Ford cancels new $1.6B MX plant; plans to invest $700M in Flat Rock, Michigan insteadDETROIT, MICHIGAN - (January 3, 2017) - Today, Tuesday, President-elect Donald Trump threatened to impose a "big border tax" on General Motors Co. (GM) for manufacturing some of its Chevrolet Cruze cars in Mexico, which the US Automotive OEM defended as part of a strategy to serve global customers, not sell them in the US.
“General Motors is sending Mexican made model of Chevy Cruze to U.S. car dealers-tax free across border. Make in U.S.A. or pay big border tax!” Trump posted on Twitter.
GM said it manufacturers all of its Chevrolet Cruze sedan in the US and that those sold in the United States are manufactured in its Lordstown, Ohio plant. “GM builds the Chevrolet Cruze hatchback for global markets in Mexico, with a small number sold in the U.S.” it said in a statement posted on its website without giving numbers.

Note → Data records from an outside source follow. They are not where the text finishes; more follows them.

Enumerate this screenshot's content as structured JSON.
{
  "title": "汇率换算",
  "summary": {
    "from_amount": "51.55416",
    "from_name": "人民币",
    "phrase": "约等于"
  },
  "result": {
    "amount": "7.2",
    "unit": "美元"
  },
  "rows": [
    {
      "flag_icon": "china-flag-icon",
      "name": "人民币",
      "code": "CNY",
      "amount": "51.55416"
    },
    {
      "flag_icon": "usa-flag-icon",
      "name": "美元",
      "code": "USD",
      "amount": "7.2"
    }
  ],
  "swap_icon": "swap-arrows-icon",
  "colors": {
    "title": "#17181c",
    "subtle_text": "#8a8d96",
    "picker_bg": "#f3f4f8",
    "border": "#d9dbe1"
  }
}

Shares of GM rose 1% to $35.19 after falling about 1% following President-elect’s tweet before the market opened.
Later Tuesday morning, Ford Motor Co. said it will cancel a planned $1.6-billion factory in Mexico and will invest $700-million at a Michigan factory as it expands its electric vehicle and hybrid offerings.
The U.S. automotive giant said it will add 700 direct new jobs in Flat Rock, Michigan to produce high-tech electrified and autonomous vehicles, plus the Ford Mustang and Lincoln Continental.

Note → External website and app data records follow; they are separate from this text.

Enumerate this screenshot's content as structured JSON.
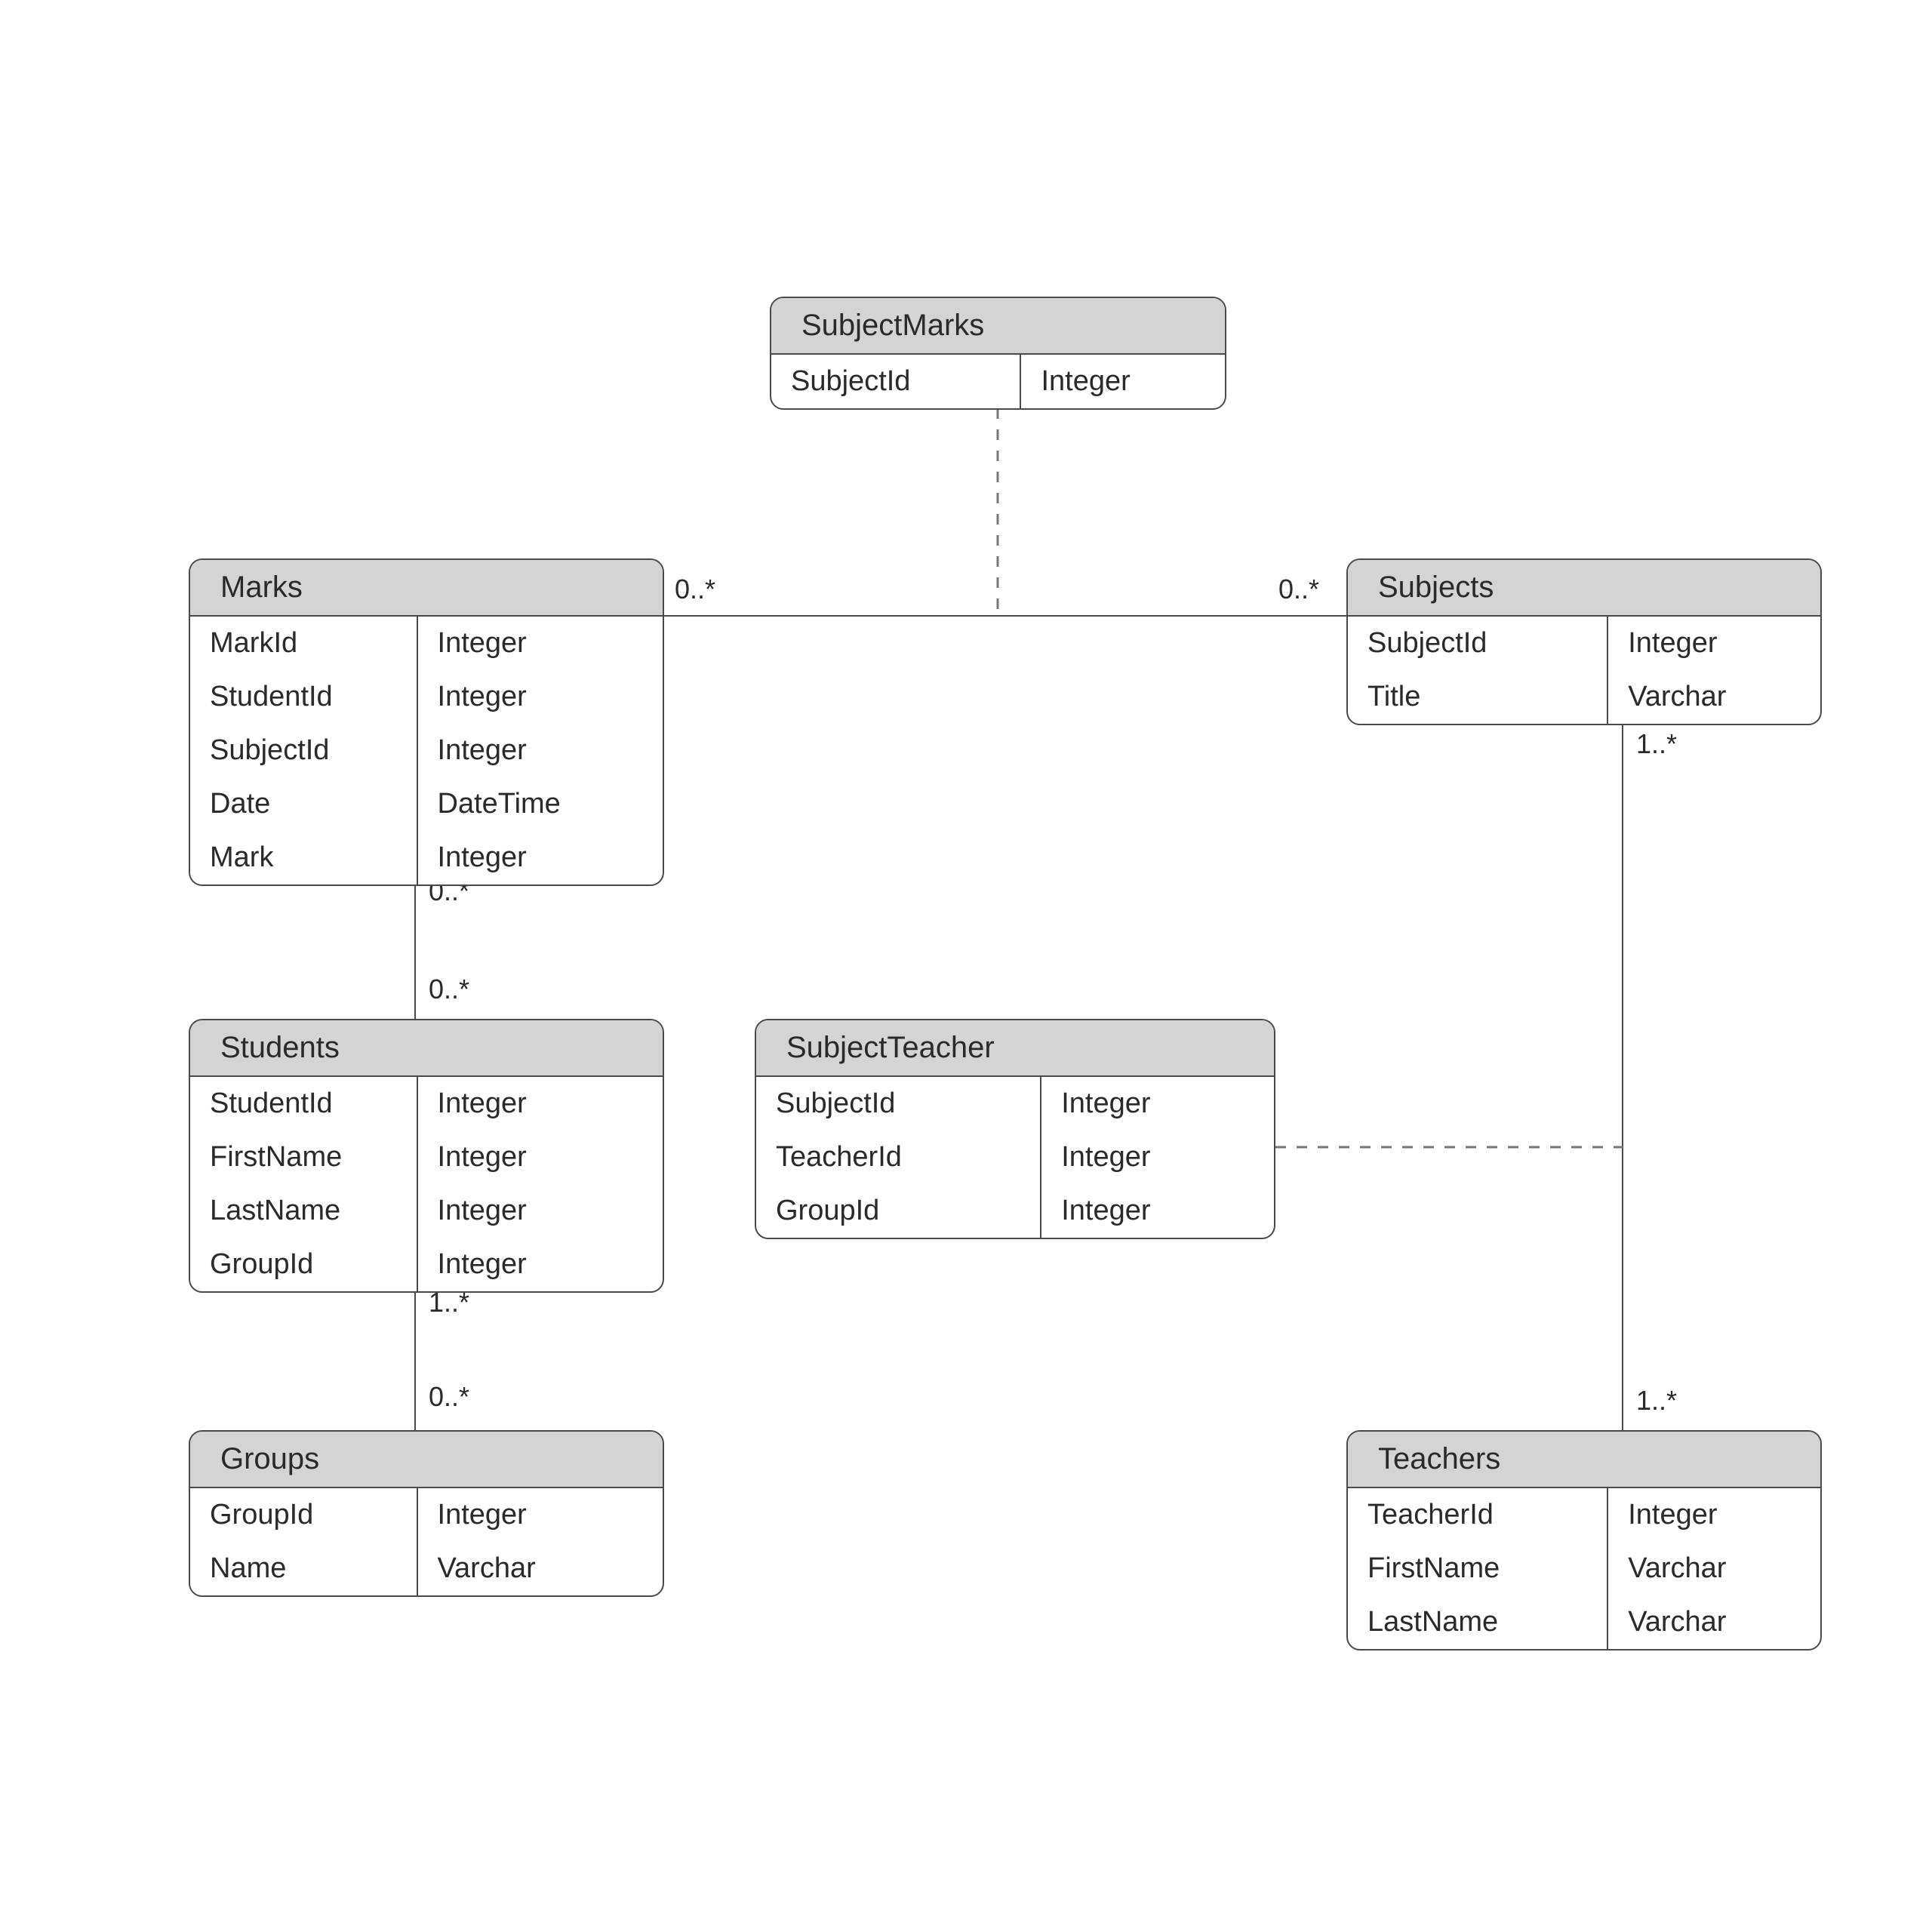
{
  "entities": {
    "subjectMarks": {
      "title": "SubjectMarks",
      "rows": [
        {
          "name": "SubjectId",
          "type": "Integer"
        }
      ]
    },
    "marks": {
      "title": "Marks",
      "rows": [
        {
          "name": "MarkId",
          "type": "Integer"
        },
        {
          "name": "StudentId",
          "type": "Integer"
        },
        {
          "name": "SubjectId",
          "type": "Integer"
        },
        {
          "name": "Date",
          "type": "DateTime"
        },
        {
          "name": "Mark",
          "type": "Integer"
        }
      ]
    },
    "subjects": {
      "title": "Subjects",
      "rows": [
        {
          "name": "SubjectId",
          "type": "Integer"
        },
        {
          "name": "Title",
          "type": "Varchar"
        }
      ]
    },
    "students": {
      "title": "Students",
      "rows": [
        {
          "name": "StudentId",
          "type": "Integer"
        },
        {
          "name": "FirstName",
          "type": "Integer"
        },
        {
          "name": "LastName",
          "type": "Integer"
        },
        {
          "name": "GroupId",
          "type": "Integer"
        }
      ]
    },
    "subjectTeacher": {
      "title": "SubjectTeacher",
      "rows": [
        {
          "name": "SubjectId",
          "type": "Integer"
        },
        {
          "name": "TeacherId",
          "type": "Integer"
        },
        {
          "name": "GroupId",
          "type": "Integer"
        }
      ]
    },
    "groups": {
      "title": "Groups",
      "rows": [
        {
          "name": "GroupId",
          "type": "Integer"
        },
        {
          "name": "Name",
          "type": "Varchar"
        }
      ]
    },
    "teachers": {
      "title": "Teachers",
      "rows": [
        {
          "name": "TeacherId",
          "type": "Integer"
        },
        {
          "name": "FirstName",
          "type": "Varchar"
        },
        {
          "name": "LastName",
          "type": "Varchar"
        }
      ]
    }
  },
  "multiplicities": {
    "marks_subjects_left": "0..*",
    "marks_subjects_right": "0..*",
    "marks_students_top": "0..*",
    "marks_students_bottom": "0..*",
    "students_groups_top": "1..*",
    "students_groups_bottom": "0..*",
    "subjects_teachers_top": "1..*",
    "subjects_teachers_bottom": "1..*"
  }
}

Ford had originally planned to build its Ford Focus at a plant in San Luis Potosi, Mexico. The company said it will continue to build its Focus at an existing plant in Hermosillo, Mexico, to improve company profitability.
Last month, Trump announced the formation of a council to advise him on job creation, a group comprised of leaders from a variety of major U.S. corporations including GM Chief Executive Officer Mary Barra.

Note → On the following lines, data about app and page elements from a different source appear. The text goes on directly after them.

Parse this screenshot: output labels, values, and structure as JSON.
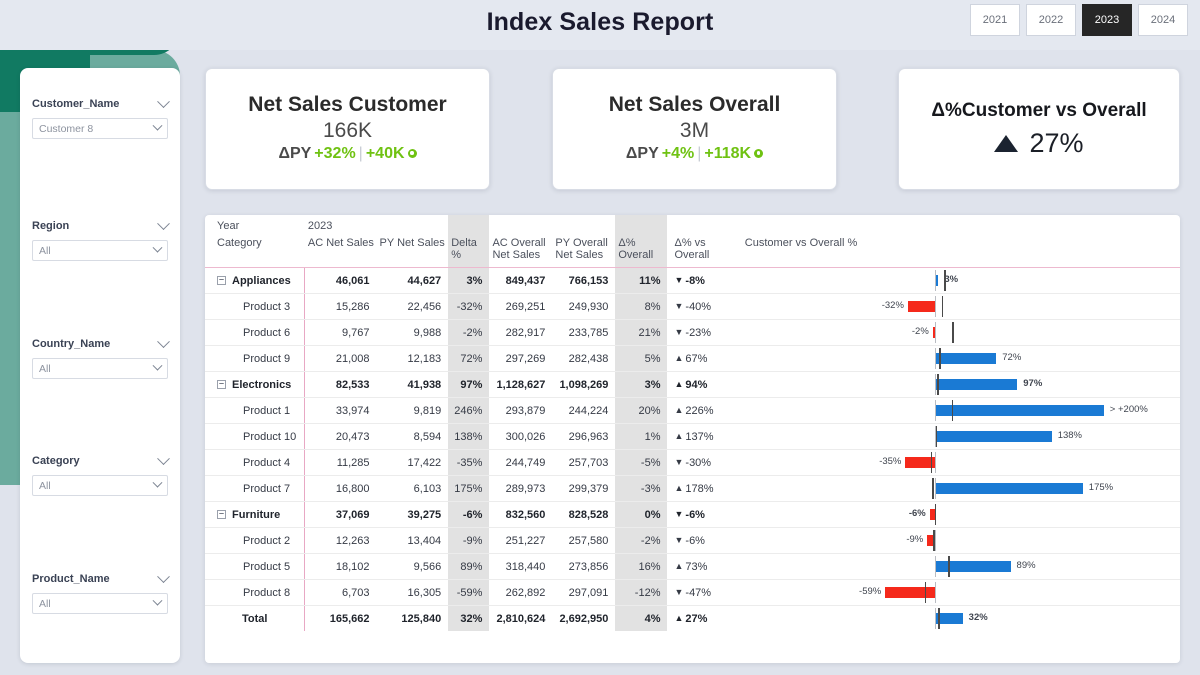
{
  "header": {
    "title": "Index Sales Report",
    "years": [
      {
        "label": "2021",
        "active": false
      },
      {
        "label": "2022",
        "active": false
      },
      {
        "label": "2023",
        "active": true
      },
      {
        "label": "2024",
        "active": false
      }
    ]
  },
  "filters": [
    {
      "label": "Customer_Name",
      "value": "Customer 8"
    },
    {
      "label": "Region",
      "value": "All"
    },
    {
      "label": "Country_Name",
      "value": "All"
    },
    {
      "label": "Category",
      "value": "All"
    },
    {
      "label": "Product_Name",
      "value": "All"
    }
  ],
  "kpis": {
    "customer": {
      "title": "Net Sales Customer",
      "value": "166K",
      "delta_label": "ΔPY",
      "delta_pct": "+32%",
      "delta_abs": "+40K"
    },
    "overall": {
      "title": "Net Sales Overall",
      "value": "3M",
      "delta_label": "ΔPY",
      "delta_pct": "+4%",
      "delta_abs": "+118K"
    },
    "compare": {
      "title": "Δ%Customer vs Overall",
      "value": "27%",
      "direction": "up"
    }
  },
  "table": {
    "year_label": "Year",
    "year_value": "2023",
    "columns": [
      "Category",
      "AC Net Sales",
      "PY Net Sales",
      "Delta %",
      "AC Overall Net Sales",
      "PY Overall Net Sales",
      "Δ% Overall",
      "Δ% vs Overall",
      "Customer vs Overall %"
    ],
    "rows": [
      {
        "category": "Appliances",
        "type": "group",
        "ac_net_sales": "46,061",
        "py_net_sales": "44,627",
        "delta_pct": "3%",
        "ac_overall": "849,437",
        "py_overall": "766,153",
        "d_overall": "11%",
        "d_vs_overall": "-8%",
        "dir": "down",
        "bar_value": 3,
        "bar_label": "3%",
        "ref": 11
      },
      {
        "category": "Product 3",
        "type": "child",
        "ac_net_sales": "15,286",
        "py_net_sales": "22,456",
        "delta_pct": "-32%",
        "ac_overall": "269,251",
        "py_overall": "249,930",
        "d_overall": "8%",
        "d_vs_overall": "-40%",
        "dir": "down",
        "bar_value": -32,
        "bar_label": "-32%",
        "ref": 8
      },
      {
        "category": "Product 6",
        "type": "child",
        "ac_net_sales": "9,767",
        "py_net_sales": "9,988",
        "delta_pct": "-2%",
        "ac_overall": "282,917",
        "py_overall": "233,785",
        "d_overall": "21%",
        "d_vs_overall": "-23%",
        "dir": "down",
        "bar_value": -2,
        "bar_label": "-2%",
        "ref": 21
      },
      {
        "category": "Product 9",
        "type": "child",
        "ac_net_sales": "21,008",
        "py_net_sales": "12,183",
        "delta_pct": "72%",
        "ac_overall": "297,269",
        "py_overall": "282,438",
        "d_overall": "5%",
        "d_vs_overall": "67%",
        "dir": "up",
        "bar_value": 72,
        "bar_label": "72%",
        "ref": 5
      },
      {
        "category": "Electronics",
        "type": "group",
        "ac_net_sales": "82,533",
        "py_net_sales": "41,938",
        "delta_pct": "97%",
        "ac_overall": "1,128,627",
        "py_overall": "1,098,269",
        "d_overall": "3%",
        "d_vs_overall": "94%",
        "dir": "up",
        "bar_value": 97,
        "bar_label": "97%",
        "ref": 3
      },
      {
        "category": "Product 1",
        "type": "child",
        "ac_net_sales": "33,974",
        "py_net_sales": "9,819",
        "delta_pct": "246%",
        "ac_overall": "293,879",
        "py_overall": "244,224",
        "d_overall": "20%",
        "d_vs_overall": "226%",
        "dir": "up",
        "bar_value": 200,
        "bar_label": "> +200%",
        "ref": 20
      },
      {
        "category": "Product 10",
        "type": "child",
        "ac_net_sales": "20,473",
        "py_net_sales": "8,594",
        "delta_pct": "138%",
        "ac_overall": "300,026",
        "py_overall": "296,963",
        "d_overall": "1%",
        "d_vs_overall": "137%",
        "dir": "up",
        "bar_value": 138,
        "bar_label": "138%",
        "ref": 1
      },
      {
        "category": "Product 4",
        "type": "child",
        "ac_net_sales": "11,285",
        "py_net_sales": "17,422",
        "delta_pct": "-35%",
        "ac_overall": "244,749",
        "py_overall": "257,703",
        "d_overall": "-5%",
        "d_vs_overall": "-30%",
        "dir": "down",
        "bar_value": -35,
        "bar_label": "-35%",
        "ref": -5
      },
      {
        "category": "Product 7",
        "type": "child",
        "ac_net_sales": "16,800",
        "py_net_sales": "6,103",
        "delta_pct": "175%",
        "ac_overall": "289,973",
        "py_overall": "299,379",
        "d_overall": "-3%",
        "d_vs_overall": "178%",
        "dir": "up",
        "bar_value": 175,
        "bar_label": "175%",
        "ref": -3
      },
      {
        "category": "Furniture",
        "type": "group",
        "ac_net_sales": "37,069",
        "py_net_sales": "39,275",
        "delta_pct": "-6%",
        "ac_overall": "832,560",
        "py_overall": "828,528",
        "d_overall": "0%",
        "d_vs_overall": "-6%",
        "dir": "down",
        "bar_value": -6,
        "bar_label": "-6%",
        "ref": 0
      },
      {
        "category": "Product 2",
        "type": "child",
        "ac_net_sales": "12,263",
        "py_net_sales": "13,404",
        "delta_pct": "-9%",
        "ac_overall": "251,227",
        "py_overall": "257,580",
        "d_overall": "-2%",
        "d_vs_overall": "-6%",
        "dir": "down",
        "bar_value": -9,
        "bar_label": "-9%",
        "ref": -2
      },
      {
        "category": "Product 5",
        "type": "child",
        "ac_net_sales": "18,102",
        "py_net_sales": "9,566",
        "delta_pct": "89%",
        "ac_overall": "318,440",
        "py_overall": "273,856",
        "d_overall": "16%",
        "d_vs_overall": "73%",
        "dir": "up",
        "bar_value": 89,
        "bar_label": "89%",
        "ref": 16
      },
      {
        "category": "Product 8",
        "type": "child",
        "ac_net_sales": "6,703",
        "py_net_sales": "16,305",
        "delta_pct": "-59%",
        "ac_overall": "262,892",
        "py_overall": "297,091",
        "d_overall": "-12%",
        "d_vs_overall": "-47%",
        "dir": "down",
        "bar_value": -59,
        "bar_label": "-59%",
        "ref": -12
      },
      {
        "category": "Total",
        "type": "total",
        "ac_net_sales": "165,662",
        "py_net_sales": "125,840",
        "delta_pct": "32%",
        "ac_overall": "2,810,624",
        "py_overall": "2,692,950",
        "d_overall": "4%",
        "d_vs_overall": "27%",
        "dir": "up",
        "bar_value": 32,
        "bar_label": "32%",
        "ref": 4
      }
    ]
  },
  "chart_data": {
    "type": "bar",
    "title": "Customer vs Overall %",
    "orientation": "horizontal",
    "categories": [
      "Appliances",
      "Product 3",
      "Product 6",
      "Product 9",
      "Electronics",
      "Product 1",
      "Product 10",
      "Product 4",
      "Product 7",
      "Furniture",
      "Product 2",
      "Product 5",
      "Product 8",
      "Total"
    ],
    "values": [
      3,
      -32,
      -2,
      72,
      97,
      226,
      138,
      -35,
      175,
      -6,
      -9,
      89,
      -59,
      32
    ],
    "value_labels": [
      "3%",
      "-32%",
      "-2%",
      "72%",
      "97%",
      "> +200%",
      "138%",
      "-35%",
      "175%",
      "-6%",
      "-9%",
      "89%",
      "-59%",
      "32%"
    ],
    "reference_markers": [
      11,
      8,
      21,
      5,
      3,
      20,
      1,
      -5,
      -3,
      0,
      -2,
      16,
      -12,
      4
    ],
    "reference_label": "Δ% Overall",
    "xlabel": "",
    "ylabel": "",
    "xlim": [
      -80,
      210
    ],
    "grid": false,
    "legend": "none",
    "colors": {
      "positive": "#1a7ad4",
      "negative": "#f5291b",
      "reference": "#4a4a4a",
      "zero_line": "#b9bcc2"
    }
  }
}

GM said in 2015 it would build its next-generation Chevrolet Cruze compact in Mexico as automotive OEMs look to expand in Mexico to take advantage of low labor costs and free trade agreements. GM said in 2015 it would invest $350-million to produce the Cruze at its plant in Coahuila, MX as part of the $5-billion investment in its Mexican plants announced in 2014.
GM said earlier this year it would import some Cruze cars from Mexico.
According to Automotive News, GM began producing the Cruze in Mexico last year, making 52,631 cars there. In comparison, it built 319,536 of them in the US. Previous versions of the Cruze sold in Mexico were made in a GM South Korea plant, it reported.
The shift is part of a larger trend among Detroit’s "Big 3" auto OEMs to produce more small cars for the North American market in Mexico in an effort to lower labor costs, while using higher-paid U.S. workers to build more profitable trucks, sport utility vehicles and luxury cars.
In November, GM said it planned in early 2017 to lay off 2,000 employees at two U.S. auto plants, including the one in Lordstown. U.S. small car sales have been hurt by lagging consumer demand and low gas prices. GM’s U.S. Cruze sales are down 18 per cent through November.
Representatives for the United Auto Workers (UAW) union could not be reached immediately for a response to Trump’s tweet.
Trump’s comments are the latest in a string of Tweets he has posted targeting companies over jobs, imports and costs before he takes office on January 20, including United Technologies Corp’s Carrier unit and U.S. defense companies.
President-elect Donald Trump campaigned with promises to protect American workers and called out several companies by name, including GM rival Ford Motor Co.